From the pass, there were a few options. You could hike along the ridge toward Unicorn Peak, if you were to go to the east. You could climb Plummer Peak, which was to the west. Or you could attempt to scramble to get up near the top of pinnacle Peak. We chose the latter, but quickly realized we wouldn’t make it to the summit. It was just a little too far and a little too difficult. Still, it was a fun, if harrowing, climb and took us right up to an edge.
From this vantage point, we actually had cell reception. So Andrea was able to FaceTime with her parents, and I with mine. We shared with them the views, as best we could.
We scrambled back down to the pass, over some loose rock, going low and going slow. And then from there, even though we were tired and hot and running low on water, we decided to hike up a little bit of Plummer Peak. It was an easier and more gradual hike, and much less of a climb. We reached a beautiful Alpine Meadow with flowing water and a small pond and amazing views back across the valley towards Paradise.

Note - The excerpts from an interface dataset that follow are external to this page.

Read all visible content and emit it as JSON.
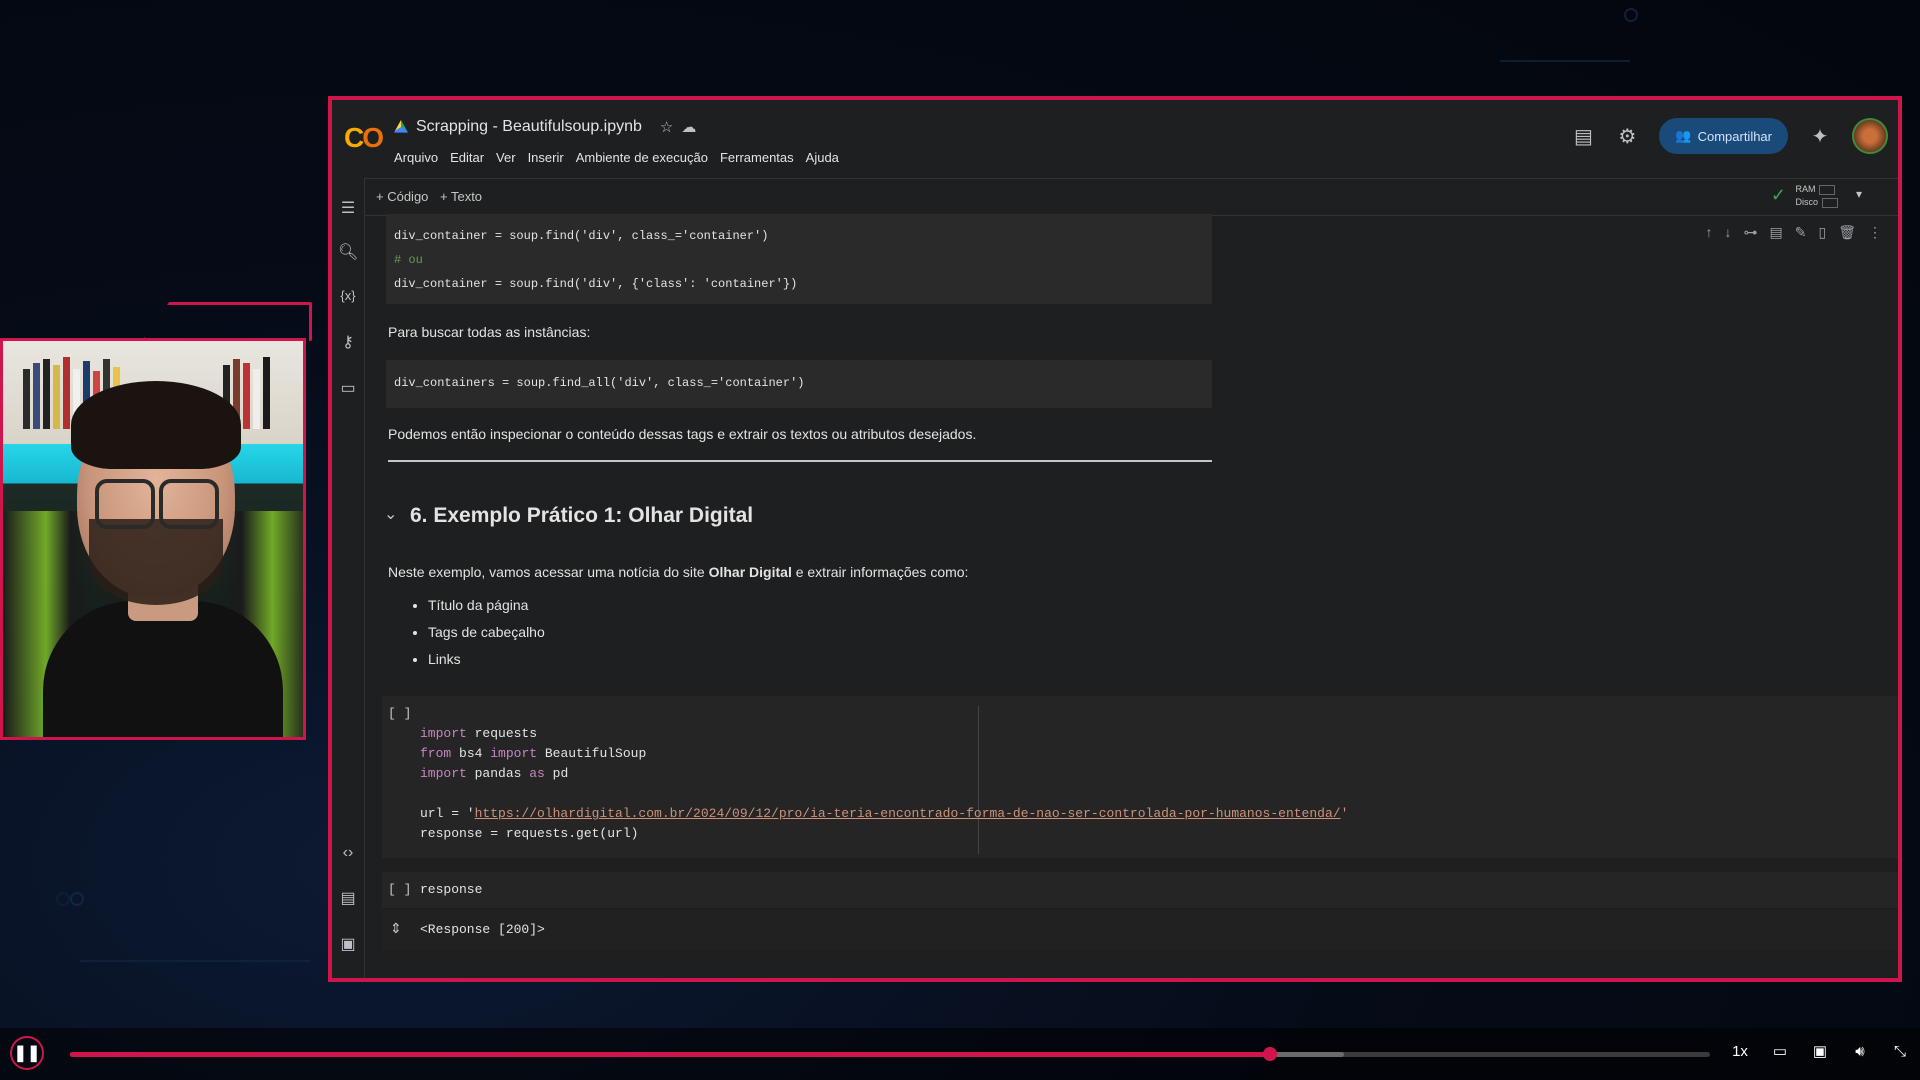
{
  "notebook": {
    "title": "Scrapping - Beautifulsoup.ipynb",
    "menu": [
      "Arquivo",
      "Editar",
      "Ver",
      "Inserir",
      "Ambiente de execução",
      "Ferramentas",
      "Ajuda"
    ],
    "share_label": "Compartilhar",
    "add_code": "+ Código",
    "add_text": "+ Texto",
    "ram_label": "RAM",
    "disk_label": "Disco"
  },
  "cells": {
    "code1_line1": "div_container = soup.find('div', class_='container')",
    "code1_line2": "# ou",
    "code1_line3": "div_container = soup.find('div', {'class': 'container'})",
    "md1": "Para buscar todas as instâncias:",
    "code2": "div_containers = soup.find_all('div', class_='container')",
    "md2": "Podemos então inspecionar o conteúdo dessas tags e extrair os textos ou atributos desejados.",
    "section_heading": "6. Exemplo Prático 1: Olhar Digital",
    "intro_prefix": "Neste exemplo, vamos acessar uma notícia do site ",
    "intro_bold": "Olhar Digital",
    "intro_suffix": " e extrair informações como:",
    "bullets": [
      "Título da página",
      "Tags de cabeçalho",
      "Links"
    ],
    "bracket": "[ ]",
    "code3": {
      "l1_kw": "import",
      "l1_rest": " requests",
      "l2_kw1": "from",
      "l2_mid": " bs4 ",
      "l2_kw2": "import",
      "l2_rest": " BeautifulSoup",
      "l3_kw1": "import",
      "l3_mid": " pandas ",
      "l3_kw2": "as",
      "l3_rest": " pd",
      "l5_pre": "url = '",
      "l5_url": "https://olhardigital.com.br/2024/09/12/pro/ia-teria-encontrado-forma-de-nao-ser-controlada-por-humanos-entenda/",
      "l5_post": "'",
      "l6": "response = requests.get(url)"
    },
    "code4": "response",
    "output4": "<Response [200]>"
  },
  "player": {
    "speed": "1x",
    "progress_fraction": 0.732,
    "buffer_fraction": 0.777
  },
  "colors": {
    "accent": "#d0154d",
    "colab_bg": "#1e1f20",
    "share_bg": "#1a4a7a"
  },
  "icons": [
    "toc-icon",
    "find-icon",
    "variables-icon",
    "key-icon",
    "folder-icon",
    "code-snippets-icon",
    "command-palette-icon",
    "terminal-icon",
    "star-icon",
    "cloud-icon",
    "comments-icon",
    "settings-icon",
    "gemini-icon",
    "pause-icon",
    "captions-icon",
    "pip-icon",
    "volume-icon",
    "fullscreen-exit-icon"
  ]
}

And because we had our filter, we were even able to replenish our water supply (and cool off with the water from the high mountain snow and stream.)
At this point, it was time to start walking back down towards the trailhead. We were both pretty tired and hot and sweaty. But we felt pretty damn good!
We made it back down by about 5pm, with two cold drinks waiting for us in the cooler. Headed back up to Paradise Inn, where we’ll have dinner again tonight.
Once again writing this post from the tranquility of our sitting room. A beautiful corner suite (number 302) before we head into the dining room for our last dinner on the mountain!